To start the assessment process a foundation of information was needed, including; building and site plans, agency approval status, age of structures and systems, square footage of buildings and site features, and a history of prior improvements. Community Architecture obtained a complete archive of building plans from the Office of the State Architect (DSA).

To gain a better understanding of the District’s needs and overall assessment of the condition of the District’s facilities, Community Architecture, and a team of highly experienced engineers and consultants specializing in public K-12 school facilities, performed multiple site walks. As walks were conducted and preliminary assessments were made, the scope of the Improvement Plan was refined to address desired program improvements.

Archive documents were cross-referenced to current school / campus maps and new electronic plans (AutoCAD and PDF file formats) were created. These plans then became the basis for square footage computations of all sorts; overall building, roof and floor replacement quantities, baselines for determining replacement costs and modernization costs, documenting the original construction date of buildings for the purpose of determining the probable life-expectancy of roofing systems and heating, ventilation and air-conditioning (HVAC) equipment and critical life-safety systems such as fire alarm systems.

Organization and Use of the Plan

The Plan is structured in a somewhat linear fashion, beginning with an overview of the facilities, followed by site assessments, that then leads to descriptions of program improvements, deferred maintenance scope and preliminary cost estimates for each, supported by historic building and cost information to aid in current and future planning. In the preparation of the Improvement Plan two primary goals emerged.
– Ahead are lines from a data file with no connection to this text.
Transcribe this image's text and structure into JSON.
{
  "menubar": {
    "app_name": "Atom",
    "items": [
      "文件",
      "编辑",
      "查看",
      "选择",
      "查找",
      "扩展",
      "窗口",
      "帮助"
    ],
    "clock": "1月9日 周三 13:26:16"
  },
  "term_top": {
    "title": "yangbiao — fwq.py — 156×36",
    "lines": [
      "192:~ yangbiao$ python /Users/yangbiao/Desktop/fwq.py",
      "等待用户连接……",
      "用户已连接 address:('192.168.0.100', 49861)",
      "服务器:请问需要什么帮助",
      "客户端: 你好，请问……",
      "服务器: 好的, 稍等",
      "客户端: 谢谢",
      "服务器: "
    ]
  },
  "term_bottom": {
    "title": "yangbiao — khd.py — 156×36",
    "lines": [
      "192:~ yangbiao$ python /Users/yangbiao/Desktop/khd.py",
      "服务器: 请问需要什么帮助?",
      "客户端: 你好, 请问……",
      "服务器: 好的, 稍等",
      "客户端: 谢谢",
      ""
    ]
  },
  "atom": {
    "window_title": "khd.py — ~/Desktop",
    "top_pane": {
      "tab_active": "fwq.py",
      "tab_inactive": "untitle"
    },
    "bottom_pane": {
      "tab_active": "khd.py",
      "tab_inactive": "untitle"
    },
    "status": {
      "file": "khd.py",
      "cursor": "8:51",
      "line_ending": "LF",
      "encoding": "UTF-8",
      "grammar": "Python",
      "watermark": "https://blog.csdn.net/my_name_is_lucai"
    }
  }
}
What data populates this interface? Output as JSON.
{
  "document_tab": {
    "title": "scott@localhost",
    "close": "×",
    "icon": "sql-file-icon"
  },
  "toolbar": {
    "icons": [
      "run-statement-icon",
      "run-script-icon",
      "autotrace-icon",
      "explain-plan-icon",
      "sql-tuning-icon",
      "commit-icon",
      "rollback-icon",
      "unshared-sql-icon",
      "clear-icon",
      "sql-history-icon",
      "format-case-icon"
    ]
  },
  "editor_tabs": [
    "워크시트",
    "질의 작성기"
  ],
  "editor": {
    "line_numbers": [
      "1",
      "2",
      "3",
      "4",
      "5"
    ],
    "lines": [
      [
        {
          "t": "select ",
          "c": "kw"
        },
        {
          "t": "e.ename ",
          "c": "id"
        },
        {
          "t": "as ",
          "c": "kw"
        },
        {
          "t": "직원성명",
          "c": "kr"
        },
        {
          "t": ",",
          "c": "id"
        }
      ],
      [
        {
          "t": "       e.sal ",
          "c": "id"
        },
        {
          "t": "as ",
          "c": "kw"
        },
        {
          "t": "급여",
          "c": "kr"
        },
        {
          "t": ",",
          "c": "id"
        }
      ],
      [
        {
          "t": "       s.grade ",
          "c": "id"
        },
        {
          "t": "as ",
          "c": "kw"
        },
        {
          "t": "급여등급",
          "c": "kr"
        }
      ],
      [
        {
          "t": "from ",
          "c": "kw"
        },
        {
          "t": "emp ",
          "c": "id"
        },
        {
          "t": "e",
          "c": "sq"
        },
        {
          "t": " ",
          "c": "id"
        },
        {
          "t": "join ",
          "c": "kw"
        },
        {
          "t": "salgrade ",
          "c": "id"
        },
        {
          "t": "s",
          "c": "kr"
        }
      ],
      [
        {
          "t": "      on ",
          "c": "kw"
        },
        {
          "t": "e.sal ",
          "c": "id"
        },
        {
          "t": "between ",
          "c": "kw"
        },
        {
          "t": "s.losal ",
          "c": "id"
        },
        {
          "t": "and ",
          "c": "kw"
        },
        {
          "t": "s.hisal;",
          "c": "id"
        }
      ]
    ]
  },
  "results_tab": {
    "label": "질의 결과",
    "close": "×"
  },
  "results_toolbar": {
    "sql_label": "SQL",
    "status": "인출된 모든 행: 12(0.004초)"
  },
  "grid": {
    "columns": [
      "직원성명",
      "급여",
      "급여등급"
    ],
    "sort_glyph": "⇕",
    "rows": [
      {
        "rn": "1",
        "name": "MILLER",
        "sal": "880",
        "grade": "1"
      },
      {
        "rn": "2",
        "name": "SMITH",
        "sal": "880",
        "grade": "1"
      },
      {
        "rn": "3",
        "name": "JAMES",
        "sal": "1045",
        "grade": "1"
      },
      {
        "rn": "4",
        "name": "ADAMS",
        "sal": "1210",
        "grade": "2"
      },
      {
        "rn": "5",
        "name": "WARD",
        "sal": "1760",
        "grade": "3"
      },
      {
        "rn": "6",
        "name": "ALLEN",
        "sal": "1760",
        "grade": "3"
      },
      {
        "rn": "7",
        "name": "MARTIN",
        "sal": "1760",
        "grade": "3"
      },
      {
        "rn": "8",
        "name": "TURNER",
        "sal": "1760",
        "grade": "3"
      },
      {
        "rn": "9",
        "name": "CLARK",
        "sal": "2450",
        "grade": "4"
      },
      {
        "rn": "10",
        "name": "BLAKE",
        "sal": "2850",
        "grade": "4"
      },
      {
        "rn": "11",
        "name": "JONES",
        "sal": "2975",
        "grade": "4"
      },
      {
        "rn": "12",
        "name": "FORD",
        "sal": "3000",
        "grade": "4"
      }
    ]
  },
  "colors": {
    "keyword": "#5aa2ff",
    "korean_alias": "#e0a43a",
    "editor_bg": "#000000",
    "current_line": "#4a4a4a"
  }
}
One, that it be useful now to understand the District’s current needs, and Two, that it becomes a reliable tool for future panning purposes.

In addition to the Improvement Plan, the District also now possesses a complete archive of historic construction documents, organized for ease of access and retrieval in both AutoCAD and PDF file formats, a variety of Excel files for calculating areas, uses, costs, cost factors, age of facilities and systems and associated agency approval status.

Thanks to the Participants

Community Architecture wishes to express our thanks and gratitude to the engineers and advisors who participated in the consulting, assessment and estimating process and a very special thank you to Rusty Clark, Superintendent, Gregg Motarjeme, Assistant Superintendent and Liz Randall, Assistant Director of Maintenance for their guidance and encouragement, the access given to the team to tour and evaluate the facilities, their open dialogue and for their critical input and review as the Facility Improvement Plan was being prepared.